By refusing to admit what he already seems to know — that he could lose this election legitimately — President Donald Trump is up to his old tricks.
In March 2016, he warned of mob violence on his behalf if he failed to secure the nomination at the GOP convention. "I think you’d have riots," Trump said. " ... I’m representing a tremendous many, many millions of people."
At the time, he ditched his promise to support the Republican nominee if it was not him. "No, I don't anymore," Trump said when asked if he was sticking to the pledge made by other candidates. "No, we'll see who it is."
In October 2016, Trump refused to commit himself to conceding the race if Hillary Clinton won. "I will totally accept the results of this great and historic presidential election — if I win," he teased.
During a debate during that campaign, he said, "I’ll keep you in suspense."
Trump displayed the same attitude on Wednesday when he was asked whether he would commit to a peaceful transfer of power. "You’ll have a very peaceful — there won’t be a transfer, frankly," he said. "There’ll be a continuation. The ballots are out of control ...
"We're going to have to see what happens."
He said Thursday as Republicans in Congress rebuked that comment: "We want to make sure that the election is honest, and I’m not sure that it can be."
Taking this evasive tack has different implications when he's running as the incumbent. Refusing to concede defeat may mean clinging to the White House as if it is one of his real estate properties.

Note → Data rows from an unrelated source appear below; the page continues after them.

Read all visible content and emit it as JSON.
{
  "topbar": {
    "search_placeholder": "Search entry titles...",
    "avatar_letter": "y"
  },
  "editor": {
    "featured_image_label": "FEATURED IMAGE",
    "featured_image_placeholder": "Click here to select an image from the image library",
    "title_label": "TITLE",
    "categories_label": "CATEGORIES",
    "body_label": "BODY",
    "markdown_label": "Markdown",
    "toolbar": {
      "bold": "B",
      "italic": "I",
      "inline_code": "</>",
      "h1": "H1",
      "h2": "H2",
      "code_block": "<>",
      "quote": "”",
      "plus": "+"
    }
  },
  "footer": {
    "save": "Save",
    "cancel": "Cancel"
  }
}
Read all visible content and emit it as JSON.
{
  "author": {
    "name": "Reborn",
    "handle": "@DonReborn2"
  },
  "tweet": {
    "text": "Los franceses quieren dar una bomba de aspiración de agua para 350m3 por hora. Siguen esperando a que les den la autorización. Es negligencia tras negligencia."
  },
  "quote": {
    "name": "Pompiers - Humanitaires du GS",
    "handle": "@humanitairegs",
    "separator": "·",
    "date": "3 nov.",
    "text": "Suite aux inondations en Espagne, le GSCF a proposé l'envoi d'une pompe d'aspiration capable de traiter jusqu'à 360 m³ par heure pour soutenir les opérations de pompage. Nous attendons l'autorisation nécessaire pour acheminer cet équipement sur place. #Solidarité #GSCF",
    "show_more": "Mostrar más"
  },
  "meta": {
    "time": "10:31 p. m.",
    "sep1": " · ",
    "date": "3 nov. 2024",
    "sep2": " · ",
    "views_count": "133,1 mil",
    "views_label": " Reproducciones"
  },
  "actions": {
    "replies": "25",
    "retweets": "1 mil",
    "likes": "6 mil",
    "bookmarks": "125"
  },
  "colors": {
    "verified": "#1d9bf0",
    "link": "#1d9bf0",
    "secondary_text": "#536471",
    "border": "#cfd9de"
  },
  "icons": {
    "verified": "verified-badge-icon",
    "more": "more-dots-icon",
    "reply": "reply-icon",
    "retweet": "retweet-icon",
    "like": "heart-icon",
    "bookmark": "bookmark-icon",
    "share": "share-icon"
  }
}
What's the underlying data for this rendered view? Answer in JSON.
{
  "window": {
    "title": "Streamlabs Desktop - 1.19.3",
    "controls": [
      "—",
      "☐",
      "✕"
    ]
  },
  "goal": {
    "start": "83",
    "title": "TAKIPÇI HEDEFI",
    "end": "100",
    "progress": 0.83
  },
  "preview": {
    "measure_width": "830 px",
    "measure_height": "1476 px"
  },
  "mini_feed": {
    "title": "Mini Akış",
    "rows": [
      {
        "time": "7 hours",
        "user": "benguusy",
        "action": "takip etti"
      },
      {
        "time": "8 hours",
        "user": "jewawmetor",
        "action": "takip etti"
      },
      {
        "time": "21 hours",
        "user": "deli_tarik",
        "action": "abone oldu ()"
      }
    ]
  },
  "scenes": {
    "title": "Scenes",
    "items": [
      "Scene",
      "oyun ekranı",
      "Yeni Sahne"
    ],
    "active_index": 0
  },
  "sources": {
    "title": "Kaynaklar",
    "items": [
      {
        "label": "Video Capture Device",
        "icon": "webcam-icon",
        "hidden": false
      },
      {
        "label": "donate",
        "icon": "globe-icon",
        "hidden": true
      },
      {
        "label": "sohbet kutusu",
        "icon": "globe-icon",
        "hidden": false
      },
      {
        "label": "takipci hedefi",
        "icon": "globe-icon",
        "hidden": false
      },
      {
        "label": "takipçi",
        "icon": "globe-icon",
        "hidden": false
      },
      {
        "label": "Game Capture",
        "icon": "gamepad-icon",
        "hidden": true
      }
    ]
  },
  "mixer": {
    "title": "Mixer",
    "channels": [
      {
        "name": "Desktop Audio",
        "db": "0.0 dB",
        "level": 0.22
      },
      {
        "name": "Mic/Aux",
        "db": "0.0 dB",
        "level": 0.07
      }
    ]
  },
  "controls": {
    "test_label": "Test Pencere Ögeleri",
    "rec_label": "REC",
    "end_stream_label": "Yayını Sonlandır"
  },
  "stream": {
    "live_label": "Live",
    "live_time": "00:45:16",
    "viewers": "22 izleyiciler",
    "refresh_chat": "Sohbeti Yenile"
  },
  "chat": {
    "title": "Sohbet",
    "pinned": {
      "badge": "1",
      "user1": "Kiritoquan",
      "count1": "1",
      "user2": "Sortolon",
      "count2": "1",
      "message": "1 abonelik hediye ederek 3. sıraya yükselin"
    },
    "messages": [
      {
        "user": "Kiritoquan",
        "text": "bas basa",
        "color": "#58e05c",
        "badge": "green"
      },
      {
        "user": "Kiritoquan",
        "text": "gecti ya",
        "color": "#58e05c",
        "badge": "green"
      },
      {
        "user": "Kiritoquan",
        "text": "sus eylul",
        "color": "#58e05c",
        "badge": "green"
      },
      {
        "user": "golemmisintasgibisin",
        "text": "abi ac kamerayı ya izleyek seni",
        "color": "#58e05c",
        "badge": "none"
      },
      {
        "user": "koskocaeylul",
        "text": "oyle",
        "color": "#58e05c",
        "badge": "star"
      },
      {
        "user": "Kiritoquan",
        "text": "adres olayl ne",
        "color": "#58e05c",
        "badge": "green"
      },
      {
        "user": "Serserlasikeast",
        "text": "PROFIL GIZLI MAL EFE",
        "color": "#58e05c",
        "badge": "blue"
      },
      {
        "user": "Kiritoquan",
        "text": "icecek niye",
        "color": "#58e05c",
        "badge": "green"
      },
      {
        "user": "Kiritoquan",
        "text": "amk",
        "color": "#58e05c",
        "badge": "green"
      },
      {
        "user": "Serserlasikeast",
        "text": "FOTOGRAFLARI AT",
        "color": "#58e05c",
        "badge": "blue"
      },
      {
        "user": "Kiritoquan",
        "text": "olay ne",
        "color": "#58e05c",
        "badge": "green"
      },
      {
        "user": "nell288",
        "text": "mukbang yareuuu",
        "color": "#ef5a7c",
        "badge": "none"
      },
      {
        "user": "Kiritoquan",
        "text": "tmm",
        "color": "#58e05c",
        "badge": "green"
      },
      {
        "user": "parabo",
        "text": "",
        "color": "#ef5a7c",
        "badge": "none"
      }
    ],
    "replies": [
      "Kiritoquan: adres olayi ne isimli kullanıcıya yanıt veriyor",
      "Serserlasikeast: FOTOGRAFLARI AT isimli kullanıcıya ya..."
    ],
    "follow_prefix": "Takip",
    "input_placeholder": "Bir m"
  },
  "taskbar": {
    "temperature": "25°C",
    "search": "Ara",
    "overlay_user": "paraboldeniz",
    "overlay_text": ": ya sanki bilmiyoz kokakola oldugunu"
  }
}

He's already shown willingness to use his office to promote the faction of the electorate that he controls, as opposed to the whole country. Could it come down to force? At no time has he encouraged the American people to simply trust the legal process.
Maybe Trump channels the Rev. Norman Vincent Peale’s "power of positive thinking" to cancel and deny the reality that he could lose a fair election. Trump's family belonged to Peale's church in Manhattan, where the minister taught "prosperity gospel."
Or maybe it's the residue of his late lawyer-mentor Roy Cohn's reliance on negative thinking. An ally of Sen. Joe McCarthy, Cohn evoked plots and helped deride what McCarthy insisted on calling the "Democrat Party."
If Trump's repeated imaginings of mass "voter fraud" sound delusional, they also may be willful.
A Feb. 7 audio recording released by author Bob Woodward revealed that Trump can acknowledge a huge fact privately — the deadly threat of COVID-19 — while denying it in public for political purposes, even at the cost of American lives.
Only three months ago, Trump cited the prospect of losing when he responded to a question about his barely viable border-wall project. "No, he’ll complete it," Trump said of his Democratic challenger Joe Biden. "You’d have a revolution if they didn’t do it." Days later on Fox News, Trump said: "He's going to be your president because some people don't love me — maybe."
Based on polls and Trump's past habits, it is plausible to consider this scenario: Early election results indicate he's lost, but he refuses to concede and runs to court as counts of mail-in ballots continue, stalling the inevitable. Ultimately, he faces the outcome under popular duress.
But in this administration, darker alternatives always merit discussion. Arguably the most protected man in the hemisphere, Trump casually tosses around talk of force and violence, even if his murkiest threats often prove hollow.
Part of what Trump suggested on Wednesday rings true. The ballots are indeed "out of control" — that is, out of his exclusive control.
And he's only stating the obvious when he says we are all "going to have to see what happens." If he wins, we can expect him to keep his ruling faction in charge of the White House.